The Chris Schussler Incident, Pacific Northwest Ballet, and Byron Schenkman

The Chris Schussler Incident

Playwright Scot Augustson's latest makes all the easy pop references you'd expect from a play set in 1978—mood rings, Silly String, Magic 8-Balls—and it isn't much more than a lightly pensive flashback on the order of The Wonder Years. Yet this short memory play has a fine cast and a bittersweet, nostalgic levity; it feels right when it's funny. Susanna Burney, Stephen Hando, and Stacey Plum (left to right) play fourteen-year-olds in Los Alamos, New Mexico who play hooky together one afternoon after Burney's notorious "spazzing" in science class results in her suspension. As in Gilgamesh, Iowa, the soft-hearted Augustson piece she also helmed, director Keri Healey sometimes stomps Augustson's sentiments into mush, though she has a good grasp of what's affecting about teenagers letting down their guards in a more innocent era. Augustson's protagonists are daunted, daring outcasts—there's tender humor when Burney allows Hando to pose in her mother's wardrobe—who just might not make it to a triumphant adulthood. "Sad truth is, we're not all swans," sighs Plum at the evening's denouement. There's a deeper play to be made from such a melancholy statement but, in the meantime, it's always good to hear that someone else knows how hard it is to get from there to here. Chamber Theater, 915 E. Pine St., fourth floor. $14. Pay-what-you-can Thurs. Feb. 3. 8 p.m. Thurs.-Sat. Ends Sat. Feb. 19. STEVE WIECKING

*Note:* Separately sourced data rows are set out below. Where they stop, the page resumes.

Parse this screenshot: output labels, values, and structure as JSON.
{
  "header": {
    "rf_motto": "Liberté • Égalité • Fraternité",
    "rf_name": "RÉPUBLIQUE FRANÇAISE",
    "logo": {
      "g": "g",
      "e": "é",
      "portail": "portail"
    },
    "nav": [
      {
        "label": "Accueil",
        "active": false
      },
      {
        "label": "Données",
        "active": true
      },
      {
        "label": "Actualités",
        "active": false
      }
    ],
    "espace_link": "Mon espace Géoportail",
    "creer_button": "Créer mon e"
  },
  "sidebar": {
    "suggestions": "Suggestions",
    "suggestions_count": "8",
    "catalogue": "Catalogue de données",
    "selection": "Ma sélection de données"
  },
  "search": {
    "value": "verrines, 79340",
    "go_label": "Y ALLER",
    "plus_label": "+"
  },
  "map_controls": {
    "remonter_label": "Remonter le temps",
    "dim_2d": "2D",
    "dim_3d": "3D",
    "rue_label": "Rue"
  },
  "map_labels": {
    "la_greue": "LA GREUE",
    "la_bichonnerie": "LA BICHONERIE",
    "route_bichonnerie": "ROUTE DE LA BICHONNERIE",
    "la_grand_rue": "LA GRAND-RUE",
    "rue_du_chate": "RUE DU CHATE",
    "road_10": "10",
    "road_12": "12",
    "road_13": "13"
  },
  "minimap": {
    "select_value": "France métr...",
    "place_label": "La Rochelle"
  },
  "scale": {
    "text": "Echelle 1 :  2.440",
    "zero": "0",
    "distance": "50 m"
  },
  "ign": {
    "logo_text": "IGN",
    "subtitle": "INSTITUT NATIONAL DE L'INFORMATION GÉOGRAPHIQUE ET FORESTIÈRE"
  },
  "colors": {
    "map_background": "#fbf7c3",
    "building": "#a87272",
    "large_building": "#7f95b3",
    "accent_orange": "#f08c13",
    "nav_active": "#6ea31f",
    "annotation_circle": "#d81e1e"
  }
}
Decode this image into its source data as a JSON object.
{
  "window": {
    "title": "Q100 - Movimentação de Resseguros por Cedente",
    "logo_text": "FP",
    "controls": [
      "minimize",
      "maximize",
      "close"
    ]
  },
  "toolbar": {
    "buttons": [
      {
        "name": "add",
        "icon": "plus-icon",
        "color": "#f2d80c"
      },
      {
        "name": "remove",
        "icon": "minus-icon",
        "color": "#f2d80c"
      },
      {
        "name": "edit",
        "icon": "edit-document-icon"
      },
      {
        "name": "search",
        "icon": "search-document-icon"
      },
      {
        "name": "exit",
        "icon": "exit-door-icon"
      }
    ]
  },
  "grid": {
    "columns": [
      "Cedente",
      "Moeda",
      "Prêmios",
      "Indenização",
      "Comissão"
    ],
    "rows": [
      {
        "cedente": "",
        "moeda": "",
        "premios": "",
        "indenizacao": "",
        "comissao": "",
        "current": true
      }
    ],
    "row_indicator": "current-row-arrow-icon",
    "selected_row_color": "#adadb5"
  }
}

Pacific Northwest Ballet

Igor Stravinsky may have been a radical composer, breaking conventions and traditions, but he wrote amazingly danceable music. This triple bill features three scores from his early 20th-century career with Serge Diaghilev's Ballet Russe—two ("Firebird" and "Rite of Spring") with new productions, and one ("Apollo," pictured, with Patricia Barker and Stanko Milov) with Balanchine's original choreography. All three works ride on the mercurial rhythmic spine that Stravinsky's scores provide. McCaw Hall, 321 Mercer St., 206-292-ARTS. $20-$137. Opens Thur. Feb. 3. 7:30 p.m. Thurs-Sat. Also 2 p.m. Sat. Feb. 5 and 1 p.m. Sun. Feb. 13. Closes Sun. Feb. 13. SANDRA KURTZ

Byron Schenkman

For Schenkman—one of the country's most accomplished period-instrument keyboardists—to have become recently interested in playing contemporary music on the grand piano is surprising. For him to play 18th-century repertory on a modern instrument is akin to Bob Dylan's electric apostasy at the 1965 Newport Folk Festival, except that the early-music crowd is nothing if not well-mannered—there will probably be very little booing (though he may want to take his phone off the hook for a couple of weeks.) Violinist Andrea Schultz and cellist Michael Finckel join Schenkman for trios by Haydn. Mozart, and Beethoven. Town Hall, 1119 Eighth. $13-$18. 7:30 p.m. Thurs. Feb. 3. GAVIN BORCHERT

 
comments powered by Disqus